Student Debate Will Help Strengthen Personal Views

To the Editors:

When some anti-Semitic signs appeared on campus, President Ambar announced that her administration will not automatically amplify those messages by informing the entire campus each time they appear. But she will surely do an all-campus notification if need be.

I have no idea if she explained to students or the campus what her rationale was before taking this action; in any case, her position does seem to be a good one, if only because there is nothing anyone can ever do to prevent one person — perhaps not even associated with the College — from having the power to sow fear throughout the entire campus by posting hate-filled scribblings.

When President Ambar visited New York City about two weeks ago, she received a few questions from alumni and Oberlin friends about anti-Semitism on campus. I wasn’t there, but I learned that one questioner indicated that a mother had chosen not to enroll her son at Oberlin because she had heard that anti-Semitism is rampant, and far too little is being done to stamp it out.

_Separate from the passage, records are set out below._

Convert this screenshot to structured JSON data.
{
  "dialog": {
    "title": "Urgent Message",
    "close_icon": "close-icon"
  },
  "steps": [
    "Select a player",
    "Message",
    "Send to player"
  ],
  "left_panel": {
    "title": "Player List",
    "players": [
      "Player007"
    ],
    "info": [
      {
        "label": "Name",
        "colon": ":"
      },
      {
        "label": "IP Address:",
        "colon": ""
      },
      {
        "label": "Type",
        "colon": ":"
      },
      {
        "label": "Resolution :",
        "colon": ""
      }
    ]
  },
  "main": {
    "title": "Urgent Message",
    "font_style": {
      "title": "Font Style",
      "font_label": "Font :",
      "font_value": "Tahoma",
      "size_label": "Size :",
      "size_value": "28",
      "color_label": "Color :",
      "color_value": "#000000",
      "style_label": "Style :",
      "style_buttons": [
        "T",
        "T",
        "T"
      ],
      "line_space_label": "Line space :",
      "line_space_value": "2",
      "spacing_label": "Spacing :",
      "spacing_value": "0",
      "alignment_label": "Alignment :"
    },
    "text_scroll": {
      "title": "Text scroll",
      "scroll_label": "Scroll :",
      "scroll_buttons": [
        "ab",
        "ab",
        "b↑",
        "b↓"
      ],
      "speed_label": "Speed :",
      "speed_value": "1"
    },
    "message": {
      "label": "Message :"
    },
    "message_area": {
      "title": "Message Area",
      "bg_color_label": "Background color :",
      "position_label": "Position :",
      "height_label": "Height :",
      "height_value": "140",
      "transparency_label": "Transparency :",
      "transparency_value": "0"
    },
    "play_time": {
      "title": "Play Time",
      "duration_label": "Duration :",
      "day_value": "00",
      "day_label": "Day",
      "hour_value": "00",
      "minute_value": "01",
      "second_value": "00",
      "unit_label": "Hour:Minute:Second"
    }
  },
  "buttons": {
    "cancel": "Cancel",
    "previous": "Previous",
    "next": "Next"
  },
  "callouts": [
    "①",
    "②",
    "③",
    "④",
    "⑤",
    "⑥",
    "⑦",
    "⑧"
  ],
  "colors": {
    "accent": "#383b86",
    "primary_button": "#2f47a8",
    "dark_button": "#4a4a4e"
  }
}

Arguably, Oberlin College today towers above all other institutions in its abhorrence to anti-Semitism, racism, or any other form of discrimination, injustice, etc. But even here, too many of these evils are alive; therefore, we must redouble our efforts to protect, nurture, and embrace diversity and differences. Specifically, except when there is a reasonable risk of immediate danger, we must become known for our eagerness to hear students, faculty, and especially outside guests whose views we find most repugnant.

The few who may be anti-Semitic, who may wish to use the n-word, who might feel that America belongs to the purest white people, should find at Oberlin an audience willing to debate, not an audience attempting to silence the speakers.

Few holding inflammatory views are generally eager to speak openly. That’s understandable. We should have debates where there is role-playing. In fact, Oberlin has long encouraged students to debate the many sides of arguments or views. These open debates do not necessarily need the actual persons holding despicable views. In fact, we can often examine and critique views more easily when we are not distracted by the presenter.

All professors are in pursuit of the truth and most, along with the many capable students, are willing to help us all become stronger and more effective defenders of our core values of loving, caring, and empowering all humanity. An argument is that we should never give certain people a platform to express hatred. Because these people already have that right under the First Amendment, it is better to offer them an open forum where their opinions may be properly challenged.

Booker C. Peek
Emeritus Associate Professor of Africana Studies